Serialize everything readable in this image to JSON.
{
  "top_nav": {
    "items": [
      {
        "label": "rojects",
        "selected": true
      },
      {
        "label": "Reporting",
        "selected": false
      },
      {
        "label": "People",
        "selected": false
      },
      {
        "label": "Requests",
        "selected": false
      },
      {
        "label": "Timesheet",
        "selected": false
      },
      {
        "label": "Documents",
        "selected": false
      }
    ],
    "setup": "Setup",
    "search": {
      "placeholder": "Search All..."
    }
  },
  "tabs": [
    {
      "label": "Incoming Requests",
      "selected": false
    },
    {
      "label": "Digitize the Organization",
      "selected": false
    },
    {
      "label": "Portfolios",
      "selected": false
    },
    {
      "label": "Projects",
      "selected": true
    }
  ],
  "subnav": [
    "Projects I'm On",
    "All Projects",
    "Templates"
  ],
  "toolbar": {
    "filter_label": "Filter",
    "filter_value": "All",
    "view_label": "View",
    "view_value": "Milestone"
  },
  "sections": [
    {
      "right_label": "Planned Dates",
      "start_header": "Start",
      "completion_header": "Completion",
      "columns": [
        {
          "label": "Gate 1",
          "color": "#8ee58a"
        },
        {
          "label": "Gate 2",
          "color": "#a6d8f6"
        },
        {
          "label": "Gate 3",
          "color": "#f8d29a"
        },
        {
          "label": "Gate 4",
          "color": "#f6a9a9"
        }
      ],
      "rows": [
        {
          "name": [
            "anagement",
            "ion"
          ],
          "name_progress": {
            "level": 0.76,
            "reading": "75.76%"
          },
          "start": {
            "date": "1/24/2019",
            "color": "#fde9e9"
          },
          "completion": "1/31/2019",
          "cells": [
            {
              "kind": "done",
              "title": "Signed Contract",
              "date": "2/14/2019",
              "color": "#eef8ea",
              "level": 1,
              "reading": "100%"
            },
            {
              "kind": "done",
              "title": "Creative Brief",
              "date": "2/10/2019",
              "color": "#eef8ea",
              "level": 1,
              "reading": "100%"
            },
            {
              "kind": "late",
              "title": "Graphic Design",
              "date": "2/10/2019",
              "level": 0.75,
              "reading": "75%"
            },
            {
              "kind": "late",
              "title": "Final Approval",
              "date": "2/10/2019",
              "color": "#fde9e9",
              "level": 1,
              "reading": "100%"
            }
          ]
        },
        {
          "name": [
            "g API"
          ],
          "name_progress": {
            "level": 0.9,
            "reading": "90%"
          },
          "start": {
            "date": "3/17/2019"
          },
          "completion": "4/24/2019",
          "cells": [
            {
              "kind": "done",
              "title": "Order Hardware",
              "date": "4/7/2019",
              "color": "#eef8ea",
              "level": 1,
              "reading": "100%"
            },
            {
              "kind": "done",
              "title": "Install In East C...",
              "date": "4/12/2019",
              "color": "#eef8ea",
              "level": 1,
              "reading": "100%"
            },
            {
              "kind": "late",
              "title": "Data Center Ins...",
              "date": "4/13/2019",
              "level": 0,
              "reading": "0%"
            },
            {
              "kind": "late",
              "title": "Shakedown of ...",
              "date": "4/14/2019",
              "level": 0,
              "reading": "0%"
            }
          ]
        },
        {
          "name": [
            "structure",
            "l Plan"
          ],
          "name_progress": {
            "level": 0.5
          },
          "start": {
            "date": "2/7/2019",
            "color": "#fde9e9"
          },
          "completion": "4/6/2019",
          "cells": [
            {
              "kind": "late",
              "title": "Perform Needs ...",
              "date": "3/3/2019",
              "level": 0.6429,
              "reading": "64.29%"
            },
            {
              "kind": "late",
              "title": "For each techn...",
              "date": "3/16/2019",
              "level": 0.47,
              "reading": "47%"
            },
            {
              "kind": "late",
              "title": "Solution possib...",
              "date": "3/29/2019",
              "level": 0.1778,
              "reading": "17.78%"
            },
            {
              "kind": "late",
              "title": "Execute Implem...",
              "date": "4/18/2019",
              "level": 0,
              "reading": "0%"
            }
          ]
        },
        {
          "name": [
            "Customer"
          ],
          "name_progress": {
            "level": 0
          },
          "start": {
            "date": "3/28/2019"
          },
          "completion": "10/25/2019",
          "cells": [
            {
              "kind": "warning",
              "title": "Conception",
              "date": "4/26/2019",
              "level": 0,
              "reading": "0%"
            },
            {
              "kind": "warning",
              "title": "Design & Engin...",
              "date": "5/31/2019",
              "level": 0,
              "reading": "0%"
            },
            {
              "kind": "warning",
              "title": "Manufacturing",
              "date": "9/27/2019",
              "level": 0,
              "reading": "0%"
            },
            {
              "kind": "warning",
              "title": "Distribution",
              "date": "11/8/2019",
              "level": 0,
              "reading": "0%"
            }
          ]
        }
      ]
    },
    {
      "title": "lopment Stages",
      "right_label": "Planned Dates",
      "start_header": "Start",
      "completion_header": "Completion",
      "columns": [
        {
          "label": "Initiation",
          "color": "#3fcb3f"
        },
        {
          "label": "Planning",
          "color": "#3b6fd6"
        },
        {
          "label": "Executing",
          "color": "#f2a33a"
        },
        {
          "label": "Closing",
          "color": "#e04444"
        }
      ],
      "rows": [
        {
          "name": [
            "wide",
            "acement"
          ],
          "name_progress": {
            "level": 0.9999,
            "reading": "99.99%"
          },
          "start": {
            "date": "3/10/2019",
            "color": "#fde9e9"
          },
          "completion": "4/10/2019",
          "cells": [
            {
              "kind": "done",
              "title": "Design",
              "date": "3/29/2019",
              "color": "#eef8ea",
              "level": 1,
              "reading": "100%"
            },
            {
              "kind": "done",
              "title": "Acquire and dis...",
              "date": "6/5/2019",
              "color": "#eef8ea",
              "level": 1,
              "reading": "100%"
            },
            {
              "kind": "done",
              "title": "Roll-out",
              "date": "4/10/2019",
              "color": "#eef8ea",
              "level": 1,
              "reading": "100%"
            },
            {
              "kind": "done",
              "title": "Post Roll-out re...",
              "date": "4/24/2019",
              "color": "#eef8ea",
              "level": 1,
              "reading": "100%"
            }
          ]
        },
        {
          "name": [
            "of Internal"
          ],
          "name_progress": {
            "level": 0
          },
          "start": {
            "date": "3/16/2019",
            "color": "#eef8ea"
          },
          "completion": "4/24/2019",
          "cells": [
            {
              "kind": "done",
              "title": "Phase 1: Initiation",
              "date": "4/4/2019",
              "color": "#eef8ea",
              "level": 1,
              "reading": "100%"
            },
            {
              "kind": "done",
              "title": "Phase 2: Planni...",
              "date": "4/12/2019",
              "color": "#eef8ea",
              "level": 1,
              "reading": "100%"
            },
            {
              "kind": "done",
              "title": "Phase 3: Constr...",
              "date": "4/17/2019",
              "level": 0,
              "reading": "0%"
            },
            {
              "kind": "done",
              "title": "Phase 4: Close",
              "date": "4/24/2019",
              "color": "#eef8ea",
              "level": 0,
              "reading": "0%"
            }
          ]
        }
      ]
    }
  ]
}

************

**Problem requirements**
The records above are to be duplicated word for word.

**Answer**
Serialize everything readable in this image to JSON.
{
  "top_nav": {
    "items": [
      {
        "label": "rojects",
        "selected": true
      },
      {
        "label": "Reporting",
        "selected": false
      },
      {
        "label": "People",
        "selected": false
      },
      {
        "label": "Requests",
        "selected": false
      },
      {
        "label": "Timesheet",
        "selected": false
      },
      {
        "label": "Documents",
        "selected": false
      }
    ],
    "setup": "Setup",
    "search": {
      "placeholder": "Search All..."
    }
  },
  "tabs": [
    {
      "label": "Incoming Requests",
      "selected": false
    },
    {
      "label": "Digitize the Organization",
      "selected": false
    },
    {
      "label": "Portfolios",
      "selected": false
    },
    {
      "label": "Projects",
      "selected": true
    }
  ],
  "subnav": [
    "Projects I'm On",
    "All Projects",
    "Templates"
  ],
  "toolbar": {
    "filter_label": "Filter",
    "filter_value": "All",
    "view_label": "View",
    "view_value": "Milestone"
  },
  "sections": [
    {
      "right_label": "Planned Dates",
      "start_header": "Start",
      "completion_header": "Completion",
      "columns": [
        {
          "label": "Gate 1",
          "color": "#8ee58a"
        },
        {
          "label": "Gate 2",
          "color": "#a6d8f6"
        },
        {
          "label": "Gate 3",
          "color": "#f8d29a"
        },
        {
          "label": "Gate 4",
          "color": "#f6a9a9"
        }
      ],
      "rows": [
        {
          "name": [
            "anagement",
            "ion"
          ],
          "name_progress": {
            "level": 0.76,
            "reading": "75.76%"
          },
          "start": {
            "date": "1/24/2019",
            "color": "#fde9e9"
          },
          "completion": "1/31/2019",
          "cells": [
            {
              "kind": "done",
              "title": "Signed Contract",
              "date": "2/14/2019",
              "color": "#eef8ea",
              "level": 1,
              "reading": "100%"
            },
            {
              "kind": "done",
              "title": "Creative Brief",
              "date": "2/10/2019",
              "color": "#eef8ea",
              "level": 1,
              "reading": "100%"
            },
            {
              "kind": "late",
              "title": "Graphic Design",
              "date": "2/10/2019",
              "level": 0.75,
              "reading": "75%"
            },
            {
              "kind": "late",
              "title": "Final Approval",
              "date": "2/10/2019",
              "color": "#fde9e9",
              "level": 1,
              "reading": "100%"
            }
          ]
        },
        {
          "name": [
            "g API"
          ],
          "name_progress": {
            "level": 0.9,
            "reading": "90%"
          },
          "start": {
            "date": "3/17/2019"
          },
          "completion": "4/24/2019",
          "cells": [
            {
              "kind": "done",
              "title": "Order Hardware",
              "date": "4/7/2019",
              "color": "#eef8ea",
              "level": 1,
              "reading": "100%"
            },
            {
              "kind": "done",
              "title": "Install In East C...",
              "date": "4/12/2019",
              "color": "#eef8ea",
              "level": 1,
              "reading": "100%"
            },
            {
              "kind": "late",
              "title": "Data Center Ins...",
              "date": "4/13/2019",
              "level": 0,
              "reading": "0%"
            },
            {
              "kind": "late",
              "title": "Shakedown of ...",
              "date": "4/14/2019",
              "level": 0,
              "reading": "0%"
            }
          ]
        },
        {
          "name": [
            "structure",
            "l Plan"
          ],
          "name_progress": {
            "level": 0.5
          },
          "start": {
            "date": "2/7/2019",
            "color": "#fde9e9"
          },
          "completion": "4/6/2019",
          "cells": [
            {
              "kind": "late",
              "title": "Perform Needs ...",
              "date": "3/3/2019",
              "level": 0.6429,
              "reading": "64.29%"
            },
            {
              "kind": "late",
              "title": "For each techn...",
              "date": "3/16/2019",
              "level": 0.47,
              "reading": "47%"
            },
            {
              "kind": "late",
              "title": "Solution possib...",
              "date": "3/29/2019",
              "level": 0.1778,
              "reading": "17.78%"
            },
            {
              "kind": "late",
              "title": "Execute Implem...",
              "date": "4/18/2019",
              "level": 0,
              "reading": "0%"
            }
          ]
        },
        {
          "name": [
            "Customer"
          ],
          "name_progress": {
            "level": 0
          },
          "start": {
            "date": "3/28/2019"
          },
          "completion": "10/25/2019",
          "cells": [
            {
              "kind": "warning",
              "title": "Conception",
              "date": "4/26/2019",
              "level": 0,
              "reading": "0%"
            },
            {
              "kind": "warning",
              "title": "Design & Engin...",
              "date": "5/31/2019",
              "level": 0,
              "reading": "0%"
            },
            {
              "kind": "warning",
              "title": "Manufacturing",
              "date": "9/27/2019",
              "level": 0,
              "reading": "0%"
            },
            {
              "kind": "warning",
              "title": "Distribution",
              "date": "11/8/2019",
              "level": 0,
              "reading": "0%"
            }
          ]
        }
      ]
    },
    {
      "title": "lopment Stages",
      "right_label": "Planned Dates",
      "start_header": "Start",
      "completion_header": "Completion",
      "columns": [
        {
          "label": "Initiation",
          "color": "#3fcb3f"
        },
        {
          "label": "Planning",
          "color": "#3b6fd6"
        },
        {
          "label": "Executing",
          "color": "#f2a33a"
        },
        {
          "label": "Closing",
          "color": "#e04444"
        }
      ],
      "rows": [
        {
          "name": [
            "wide",
            "acement"
          ],
          "name_progress": {
            "level": 0.9999,
            "reading": "99.99%"
          },
          "start": {
            "date": "3/10/2019",
            "color": "#fde9e9"
          },
          "completion": "4/10/2019",
          "cells": [
            {
              "kind": "done",
              "title": "Design",
              "date": "3/29/2019",
              "color": "#eef8ea",
              "level": 1,
              "reading": "100%"
            },
            {
              "kind": "done",
              "title": "Acquire and dis...",
              "date": "6/5/2019",
              "color": "#eef8ea",
              "level": 1,
              "reading": "100%"
            },
            {
              "kind": "done",
              "title": "Roll-out",
              "date": "4/10/2019",
              "color": "#eef8ea",
              "level": 1,
              "reading": "100%"
            },
            {
              "kind": "done",
              "title": "Post Roll-out re...",
              "date": "4/24/2019",
              "color": "#eef8ea",
              "level": 1,
              "reading": "100%"
            }
          ]
        },
        {
          "name": [
            "of Internal"
          ],
          "name_progress": {
            "level": 0
          },
          "start": {
            "date": "3/16/2019",
            "color": "#eef8ea"
          },
          "completion": "4/24/2019",
          "cells": [
            {
              "kind": "done",
              "title": "Phase 1: Initiation",
              "date": "4/4/2019",
              "color": "#eef8ea",
              "level": 1,
              "reading": "100%"
            },
            {
              "kind": "done",
              "title": "Phase 2: Planni...",
              "date": "4/12/2019",
              "color": "#eef8ea",
              "level": 1,
              "reading": "100%"
            },
            {
              "kind": "done",
              "title": "Phase 3: Constr...",
              "date": "4/17/2019",
              "level": 0,
              "reading": "0%"
            },
            {
              "kind": "done",
              "title": "Phase 4: Close",
              "date": "4/24/2019",
              "color": "#eef8ea",
              "level": 0,
              "reading": "0%"
            }
          ]
        }
      ]
    }
  ]
}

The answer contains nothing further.